Bill increases federal student aid, caps student loan payments, and forgives student loan debt for those who enter public service jobs
Sep 07 2007
Washington, D.C. – U.S. Senators Barbara Boxer and Dianne Feinstein (both D-CA) today lauded final passage of the College Cost Reduction and Access Act Conference Report, legislation which boosts college aid by roughly $20 billion over the next five years. Both Senators have continuously worked to improve college accessibility and affordability for students and families in California.
Twenty years ago, the maximum Pell Grant covered 40 percent of costs for attending a four-year college in California. Today, it covers just 30 percent. This bill helps our students when they start out by increasing the maximum Pell Grant award from $4,300 today to $5,100 in fall of 2008 and $5,400 in fall of 2011. This provision is particularly important to California, which had over 584,580 Pell Grant recipients in the 2005-2006 school year -- more than any other state in the country.

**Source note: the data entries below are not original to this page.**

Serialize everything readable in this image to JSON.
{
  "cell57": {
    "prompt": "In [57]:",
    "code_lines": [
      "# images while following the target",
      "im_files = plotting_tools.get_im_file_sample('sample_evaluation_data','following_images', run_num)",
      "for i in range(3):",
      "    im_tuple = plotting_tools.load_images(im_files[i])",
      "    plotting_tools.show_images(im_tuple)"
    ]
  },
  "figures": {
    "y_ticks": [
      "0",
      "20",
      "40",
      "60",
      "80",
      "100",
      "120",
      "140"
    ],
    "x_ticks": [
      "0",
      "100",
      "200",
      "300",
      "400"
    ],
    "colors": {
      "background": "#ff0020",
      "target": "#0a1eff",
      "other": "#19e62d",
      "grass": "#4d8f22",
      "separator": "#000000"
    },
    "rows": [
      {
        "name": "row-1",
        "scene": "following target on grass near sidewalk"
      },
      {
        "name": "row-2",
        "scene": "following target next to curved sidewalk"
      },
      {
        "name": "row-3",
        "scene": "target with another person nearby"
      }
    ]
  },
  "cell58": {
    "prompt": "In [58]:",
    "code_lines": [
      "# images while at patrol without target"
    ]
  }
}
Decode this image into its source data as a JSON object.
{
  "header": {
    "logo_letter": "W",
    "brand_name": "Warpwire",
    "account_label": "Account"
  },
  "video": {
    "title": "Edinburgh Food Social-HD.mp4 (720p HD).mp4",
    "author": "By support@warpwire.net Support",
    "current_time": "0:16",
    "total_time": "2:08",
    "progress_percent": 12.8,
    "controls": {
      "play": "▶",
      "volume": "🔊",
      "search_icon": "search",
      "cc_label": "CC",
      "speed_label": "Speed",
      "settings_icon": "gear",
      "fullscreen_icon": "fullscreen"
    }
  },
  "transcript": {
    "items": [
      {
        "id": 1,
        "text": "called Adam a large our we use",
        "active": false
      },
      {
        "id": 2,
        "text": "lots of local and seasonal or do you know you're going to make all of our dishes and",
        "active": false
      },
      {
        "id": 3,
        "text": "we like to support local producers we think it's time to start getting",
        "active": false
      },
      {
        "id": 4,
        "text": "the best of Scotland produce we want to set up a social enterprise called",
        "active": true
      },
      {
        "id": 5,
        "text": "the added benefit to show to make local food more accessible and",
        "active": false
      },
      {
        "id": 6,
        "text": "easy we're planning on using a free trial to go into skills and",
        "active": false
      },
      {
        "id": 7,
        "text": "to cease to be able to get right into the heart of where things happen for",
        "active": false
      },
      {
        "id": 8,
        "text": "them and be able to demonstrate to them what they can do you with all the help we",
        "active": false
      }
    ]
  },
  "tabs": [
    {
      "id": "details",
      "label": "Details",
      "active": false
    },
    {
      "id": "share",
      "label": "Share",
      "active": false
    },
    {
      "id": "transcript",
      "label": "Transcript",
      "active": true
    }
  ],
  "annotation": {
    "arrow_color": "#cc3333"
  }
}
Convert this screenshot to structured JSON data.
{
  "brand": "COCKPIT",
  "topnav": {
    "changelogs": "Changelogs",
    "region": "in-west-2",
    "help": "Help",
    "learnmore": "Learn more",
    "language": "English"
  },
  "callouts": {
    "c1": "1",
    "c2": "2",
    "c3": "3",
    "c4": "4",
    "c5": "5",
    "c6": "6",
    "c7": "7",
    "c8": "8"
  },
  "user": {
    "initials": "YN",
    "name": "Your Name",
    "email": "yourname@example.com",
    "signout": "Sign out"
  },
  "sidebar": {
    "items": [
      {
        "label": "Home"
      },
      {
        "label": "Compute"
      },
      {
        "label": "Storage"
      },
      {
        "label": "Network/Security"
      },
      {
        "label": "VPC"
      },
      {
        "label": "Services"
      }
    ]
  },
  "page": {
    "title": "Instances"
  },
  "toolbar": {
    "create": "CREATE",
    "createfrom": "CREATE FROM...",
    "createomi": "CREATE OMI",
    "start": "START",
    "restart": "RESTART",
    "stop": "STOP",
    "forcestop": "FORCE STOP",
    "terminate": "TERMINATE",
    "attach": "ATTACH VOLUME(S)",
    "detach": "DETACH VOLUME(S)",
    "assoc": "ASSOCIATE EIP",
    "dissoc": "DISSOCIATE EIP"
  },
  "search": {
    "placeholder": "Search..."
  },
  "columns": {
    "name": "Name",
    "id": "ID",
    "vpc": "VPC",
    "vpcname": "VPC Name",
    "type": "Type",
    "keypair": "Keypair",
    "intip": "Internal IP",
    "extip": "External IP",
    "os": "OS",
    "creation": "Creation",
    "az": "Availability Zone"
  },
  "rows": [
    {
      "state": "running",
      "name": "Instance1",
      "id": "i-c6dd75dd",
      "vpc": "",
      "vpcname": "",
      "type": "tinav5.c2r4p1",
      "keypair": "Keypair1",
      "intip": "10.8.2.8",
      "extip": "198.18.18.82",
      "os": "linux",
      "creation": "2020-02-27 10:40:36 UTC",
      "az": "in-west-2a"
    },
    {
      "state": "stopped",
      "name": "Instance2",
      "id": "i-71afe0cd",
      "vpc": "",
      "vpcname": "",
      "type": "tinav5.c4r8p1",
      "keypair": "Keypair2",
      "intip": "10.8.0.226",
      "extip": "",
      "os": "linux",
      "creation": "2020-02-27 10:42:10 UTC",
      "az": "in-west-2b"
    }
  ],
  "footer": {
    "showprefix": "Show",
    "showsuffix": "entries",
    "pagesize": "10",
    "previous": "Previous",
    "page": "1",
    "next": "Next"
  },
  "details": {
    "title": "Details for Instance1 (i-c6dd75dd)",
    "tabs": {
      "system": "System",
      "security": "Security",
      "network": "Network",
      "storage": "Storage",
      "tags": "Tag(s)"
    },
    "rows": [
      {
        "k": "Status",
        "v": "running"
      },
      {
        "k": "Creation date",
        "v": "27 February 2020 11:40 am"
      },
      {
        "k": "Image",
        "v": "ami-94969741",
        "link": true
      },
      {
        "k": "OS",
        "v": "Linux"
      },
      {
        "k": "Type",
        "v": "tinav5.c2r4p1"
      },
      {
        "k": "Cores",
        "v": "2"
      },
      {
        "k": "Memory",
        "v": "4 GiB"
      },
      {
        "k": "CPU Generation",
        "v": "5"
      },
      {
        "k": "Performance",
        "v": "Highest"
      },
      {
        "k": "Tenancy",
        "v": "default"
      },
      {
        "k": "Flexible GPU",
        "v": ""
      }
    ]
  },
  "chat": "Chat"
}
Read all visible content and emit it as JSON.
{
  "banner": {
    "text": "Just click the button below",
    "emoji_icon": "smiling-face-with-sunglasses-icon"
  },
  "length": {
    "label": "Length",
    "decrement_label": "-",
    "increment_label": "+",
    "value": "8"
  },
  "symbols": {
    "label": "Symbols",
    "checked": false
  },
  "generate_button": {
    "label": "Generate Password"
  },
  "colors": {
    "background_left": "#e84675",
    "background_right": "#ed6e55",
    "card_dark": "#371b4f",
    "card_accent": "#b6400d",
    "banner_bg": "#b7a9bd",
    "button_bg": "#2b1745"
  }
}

Senator Boxer said, “No one should be denied the opportunity to go to college simply because of cost. The Pell Grant was created to help ensure that students from lower-income families have the opportunity to attend the college of their choice. Through increased Pell Grant awards and reduction in interest rates for student loans, we can help students make ends meet so they can focus on their studies and their future. An investment in college aid is an investment in California’s future.”
Senator Feinstein said, “The good news is that there is much-needed relief in sight. The Democratic Congress has passed a bill that would provide $20 billion in new financial aid to help make college more affordable. This means that California’s low-income students will now be eligible to receive a boost in their Pell Grant maximum awards, (from the current $4,310 to $5,400 over the next five years.) I’m also pleased that the bill includes a measure that Senator Boxer and I proposed to ensure that students attending community college or other low-cost institutions will now be eligible to receive Pell Grant aid at a level equivalent to their peers who attend four-year institutions. It is my hope that thousands of students who couldn’t otherwise afford a college education will now be given the means to do so.”
The final bill includes a measure introduced by Senators Boxer and Feinstein that eliminates the “tuition sensitivity” clause in the Pell Grant system, which unfairly prevents students who attend community colleges and lower-tuition institutions from receiving the maximum Pell Grant. This fix will help more students make ends meet so they can focus on their studies and their future.
The final bill also includes a Boxer provision to increase funding for the Department of Education’s highly successful Upward Bound program. The provision authorizes an additional $57 million for the program each year for four years—a total of $228 million—to fund Upward Bound programs which have a grant score of 70 or above and did not receive funding for Fiscal Year 2007. In California, 5,600 students participate in Upward Bound, which provides tutoring, mentoring and counseling on college entrance and financial aid applications to low-income and first-generation college bound students. For the 2006-2007 school year, $26.5 million in grant funding was awarded to 73 Upward Bound programs in California. However, eleven Upward Bound California programs did not receive funding in this year’s grant selection process.
Boxer said, “Upward Bound helps countless youth in California and across the nation realize the American Dream. Through much needed federal dollars, institutions of higher learning can continue to expand educational opportunities for low-income students.”
The College Cost Reduction and Access Act tackles the problem of student loan debt upon graduation by capping federal student loan payments at 15 percent of a borrower’s discretionary income. Currently, 46 percent of seniors at four-year colleges in California graduate with debt, owing on average $15,000 in student loans.
“Paying for college has become a major financial burden for millions of college students and their families. In California, nearly half of the State’s college graduates have student loan debt,” Senator Feinstein said.
The bill also includes a provision authored by Senator Boxer that creates an Asian American and Pacific Islander (AAPI) Higher Education Serving Institution designation. The AAPI designation would apply to approximately 86 colleges and universities nationwide, and would apply to approximately 40 schools in California.
The bill now goes to the President for his signature.